Walgreens (NASDAQ:WBA) investors were surely popping a few bottles on Monday night as news broke that private equity giant KKR had made a formal offer to take the company private.
They’d already rallied as much as 17% since the start of the month on rumors of a potential takeover but the stock had cooled off when no news was forthcoming. Apparent confirmation of the offer from Bloomberg on Monday sent shares up 6% and to 7-month highs.
For a heavyweight like WBA, who has a market cap of $56 billion and is a component of the Dow Jones, S&P 500 and Nasdaq indices, a takeover like this could be a blessing. Shares of the pharmaceutical manufacturer, distributor and wholesaler were trading at prices 40% off from 2015 highs going into last weekend while the S&P 500 index is up 46% in the same timeframe.
Competition from Amazon has only been getting hotter as the e-retail giant moves into more and more product lines with seemingly impossible-to-match prices and margins. In May 2018, Amazon purchased online pharmacy PillPack which seriously spooked traditional pharma retailer investors.
Shares of Walgreens, CVS, (NASDAQ:AMZN) and Rite Aid (NYSE:RAD) all tumbled on the news. Like so many other retail-based stores, they just can’t seem to innovate fast enough in the face of Amazon’s growth.
Shares of Walgreens’ traditional competitor CVS also set all-time highs in the summer of 2015 but have dribbled down 50% since. Shares of Rite Aid, who had their heyday in the late nineties, are down over 95% since 2015. The trigger for the initial slide from highs was the growing negative press on drug prices and the feeling that Congress was going to start clamping down hard. With shares of Amazon up over 300% in the time since it’s not hard to see where the smart money has been moving to.
That’s not to say any of these pharma retailers have been idle in the face of these headwinds.
CVS (NYSE:CVS) is trying to reinvent itself by moving into other healthcare verticals and purchased health care insurer Aetna this time last year while Rite Aid appears to have accepted its fate and has become a pickup location for Amazon packages. Walgreens decided to double down on brick and mortar shops and has explored partnerships with doctors’ and dentists’ offices and grocers like Kroger. They went so far as to attempt a merger with Rite Aid in 2017 but this fell through. Their latest earnings report at the end of last month painted a grim picture.

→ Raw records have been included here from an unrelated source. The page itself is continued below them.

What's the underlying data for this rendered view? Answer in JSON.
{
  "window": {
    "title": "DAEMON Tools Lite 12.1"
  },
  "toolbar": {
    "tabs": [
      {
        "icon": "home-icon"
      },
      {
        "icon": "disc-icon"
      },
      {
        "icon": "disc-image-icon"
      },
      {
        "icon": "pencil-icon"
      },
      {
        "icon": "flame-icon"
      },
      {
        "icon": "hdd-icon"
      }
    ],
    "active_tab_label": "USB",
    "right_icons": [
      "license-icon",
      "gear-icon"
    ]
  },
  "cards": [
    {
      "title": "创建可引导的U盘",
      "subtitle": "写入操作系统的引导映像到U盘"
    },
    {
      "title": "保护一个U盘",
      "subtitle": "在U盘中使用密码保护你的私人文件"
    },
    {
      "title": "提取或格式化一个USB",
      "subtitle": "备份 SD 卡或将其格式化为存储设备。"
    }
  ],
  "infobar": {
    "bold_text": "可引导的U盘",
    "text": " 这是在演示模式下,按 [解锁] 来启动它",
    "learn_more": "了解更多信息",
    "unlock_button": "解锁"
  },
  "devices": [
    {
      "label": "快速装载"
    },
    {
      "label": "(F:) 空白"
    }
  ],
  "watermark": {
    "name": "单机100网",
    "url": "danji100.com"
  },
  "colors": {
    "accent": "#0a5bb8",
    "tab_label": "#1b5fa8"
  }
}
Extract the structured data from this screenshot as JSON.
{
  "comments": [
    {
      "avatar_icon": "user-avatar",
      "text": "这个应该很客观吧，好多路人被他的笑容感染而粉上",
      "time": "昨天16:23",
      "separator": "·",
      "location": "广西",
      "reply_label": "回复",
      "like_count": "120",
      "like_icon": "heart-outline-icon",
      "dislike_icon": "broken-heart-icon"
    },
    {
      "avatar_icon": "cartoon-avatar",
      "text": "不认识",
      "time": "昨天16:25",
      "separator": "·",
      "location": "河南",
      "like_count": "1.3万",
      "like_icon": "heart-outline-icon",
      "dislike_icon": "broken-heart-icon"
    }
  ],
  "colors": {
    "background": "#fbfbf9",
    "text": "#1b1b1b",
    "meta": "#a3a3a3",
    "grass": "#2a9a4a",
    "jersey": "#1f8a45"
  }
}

Lackluster Recent Earnings
Profits fell 55% YOY, unprofitable stores were shut and an undisclosed number of employees were laid off. The company announced plans to cut even more spending by 2022 as management appeared to be trying to stem the negative momentum and simply hold the line while these initiatives played out.
Overall the earnings weren’t as bad as analysts expected but is that really an acceptable justification for investors to remain happily long while the S&P 500 is at all-time highs?
While Walgreens’ stock is coming out of a base at the $49 level and is up almost 30% from 2019 lows, shares are barely at 2018 levels and firmly at 2013 levels. On top of that, the stock has the unenviable tag of being the worst performer of the year so far out of all 30 components of the Dow Jones Industrial Average.
With all that in mind, Walgreens investors can hardly be blamed for having a spring in their step this week while holders of CVS and Rite Aid stock will surely be green with envy and wondering when they’ll be asked to dance.
We’re still waiting for official confirmation of the offer and are a long way from anything being signed. These things have been known to fall through at the last minute so investors aren’t home and dry just yet. Keep in mind CNBC reported that this would likely be the largest leveraged buyout in history if it goes through. KKR would be taking on a $56 billion company that has $16 billion in debt on the balance sheets.
However, if there’s one private equity company that isn’t afraid to buy big, it’s KKR. They, along with TPG Capital, set the record for the largest LBO with the $45 billion purchase of Texas utility company TXU in 2007.
Walgreens’ investors have every reason to be cautiously optimistic for the first time in a long time. Let’s see how this plays out.
Companies Mentioned in This Article
|Walgreens Boots Alliance (WBA)||$59.27||+0.3%||3.09%||9.89||Hold||$61.88|
|CVS Health (CVS)||$75.58||+1.5%||2.65%||10.68||Buy||$77.14|
|Rite Aid (RAD)||$8.24||+2.4%||N/A||N/A||Sell||$12.50|